US travel industry carefully eyeing Cuba tourism
NEW YORK (AP):
Cuba was once a haven for sun-seeking American tourists. Beautiful beaches, lively casinos and late-night dancing made it the perfect getaway, only an hour's flight from Miami.
But the Cuban revolution led by Fidel Castro and the subsequent Cold War embargo against the communist island nation put an end to that.
United States President Barack Obama's announcement yesterday of plans to re-establish diplomatic ties with Cuba doesn't suddenly lift the ban on US tourism. It does, however, give hope to airlines, hotel chains and cruise companies - all of which have been quietly eyeing a removal of the travel ban - that they soon will be able to bring US tourists to the Caribbean nation.
"Cuba is the largest country in the Caribbean, so there are some exciting possibilities," said Roger Frizzell, spokesman for Carnival Corp.

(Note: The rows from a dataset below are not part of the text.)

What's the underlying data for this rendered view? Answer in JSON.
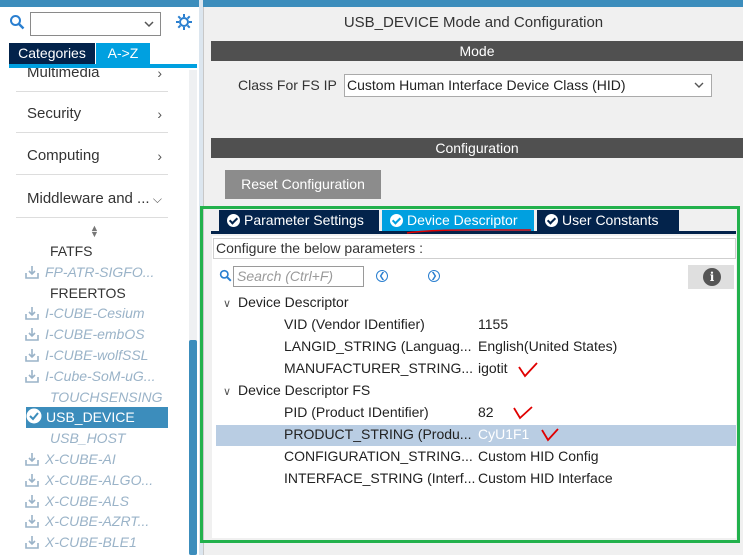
{
  "left_panel": {
    "search": {
      "value": "",
      "placeholder": ""
    },
    "tabs": {
      "categories": "Categories",
      "az": "A->Z"
    },
    "categories": [
      {
        "label": "Multimedia"
      },
      {
        "label": "Security"
      },
      {
        "label": "Computing"
      },
      {
        "label": "Middleware and ..."
      }
    ],
    "middleware_items": [
      {
        "label": "FATFS",
        "state": "plain"
      },
      {
        "label": "FP-ATR-SIGFO...",
        "state": "disabled"
      },
      {
        "label": "FREERTOS",
        "state": "plain"
      },
      {
        "label": "I-CUBE-Cesium",
        "state": "disabled"
      },
      {
        "label": "I-CUBE-embOS",
        "state": "disabled"
      },
      {
        "label": "I-CUBE-wolfSSL",
        "state": "disabled"
      },
      {
        "label": "I-Cube-SoM-uG...",
        "state": "disabled"
      },
      {
        "label": "TOUCHSENSING",
        "state": "disabled-noicon"
      },
      {
        "label": "USB_DEVICE",
        "state": "selected"
      },
      {
        "label": "USB_HOST",
        "state": "disabled-noicon"
      },
      {
        "label": "X-CUBE-AI",
        "state": "disabled"
      },
      {
        "label": "X-CUBE-ALGO...",
        "state": "disabled"
      },
      {
        "label": "X-CUBE-ALS",
        "state": "disabled"
      },
      {
        "label": "X-CUBE-AZRT...",
        "state": "disabled"
      },
      {
        "label": "X-CUBE-BLE1",
        "state": "disabled"
      }
    ]
  },
  "main": {
    "title": "USB_DEVICE Mode and Configuration",
    "mode_header": "Mode",
    "class_label": "Class For FS IP",
    "class_value": "Custom Human Interface Device Class (HID)",
    "config_header": "Configuration",
    "reset_button": "Reset Configuration",
    "tabs": [
      {
        "label": "Parameter Settings",
        "active": false
      },
      {
        "label": "Device Descriptor",
        "active": true
      },
      {
        "label": "User Constants",
        "active": false
      }
    ],
    "configure_text": "Configure the below parameters :",
    "search_placeholder": "Search (Ctrl+F)",
    "groups": [
      {
        "name": "Device Descriptor",
        "params": [
          {
            "name": "VID (Vendor IDentifier)",
            "value": "1155"
          },
          {
            "name": "LANGID_STRING (Languag...",
            "value": "English(United States)"
          },
          {
            "name": "MANUFACTURER_STRING...",
            "value": "igotit"
          }
        ]
      },
      {
        "name": "Device Descriptor FS",
        "params": [
          {
            "name": "PID (Product IDentifier)",
            "value": "82"
          },
          {
            "name": "PRODUCT_STRING (Produ...",
            "value": "CyU1F1"
          },
          {
            "name": "CONFIGURATION_STRING...",
            "value": "Custom HID Config"
          },
          {
            "name": "INTERFACE_STRING (Interf...",
            "value": "Custom HID Interface"
          }
        ]
      }
    ]
  },
  "colors": {
    "accent": "#00a0e0",
    "tab_dark": "#03234b",
    "annotation_box": "#22b14c",
    "annotation_marks": "#e00000",
    "selected_row": "#b9cde3"
  }
}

He said "some infrastructure for cruising already exists in the country", although other issues "need to be taken into consideration if this market opens up".
"Once people get a glimpse of Cuba, they always want to see more," said Katharine Bonner, a senior executive at Connecticut-based tour operator Tauck, which runs tours there under a cultural exchange licence.

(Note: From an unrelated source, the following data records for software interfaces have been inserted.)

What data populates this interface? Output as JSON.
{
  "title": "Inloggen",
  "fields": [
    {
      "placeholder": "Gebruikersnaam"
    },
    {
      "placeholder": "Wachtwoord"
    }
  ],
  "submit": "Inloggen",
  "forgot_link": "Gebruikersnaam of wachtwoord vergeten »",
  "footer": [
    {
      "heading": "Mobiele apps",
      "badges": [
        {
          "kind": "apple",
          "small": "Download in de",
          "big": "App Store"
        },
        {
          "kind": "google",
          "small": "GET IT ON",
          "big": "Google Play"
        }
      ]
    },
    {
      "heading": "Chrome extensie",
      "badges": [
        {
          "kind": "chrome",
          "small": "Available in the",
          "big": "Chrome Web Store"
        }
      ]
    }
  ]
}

"Americans are very curious about a country that is 90 miles off our coast but has been off limits for so long."
It is that isolation, in part, that is so appealing. "There's no McDonalds, no Starbucks," Bonner said. "Once travel opens, there will be a rush to see Cuba before it gets 'Americanised'.

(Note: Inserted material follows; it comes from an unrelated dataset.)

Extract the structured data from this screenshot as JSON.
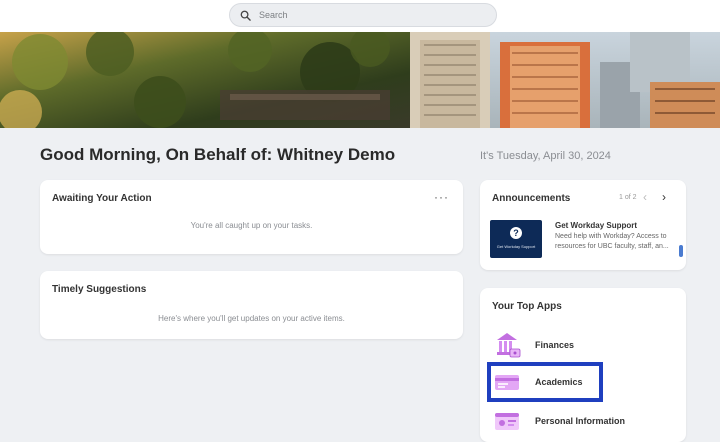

"It's almost like a country that has been frozen in time ... [and] there's going to be a desire to see Cuba before it changes."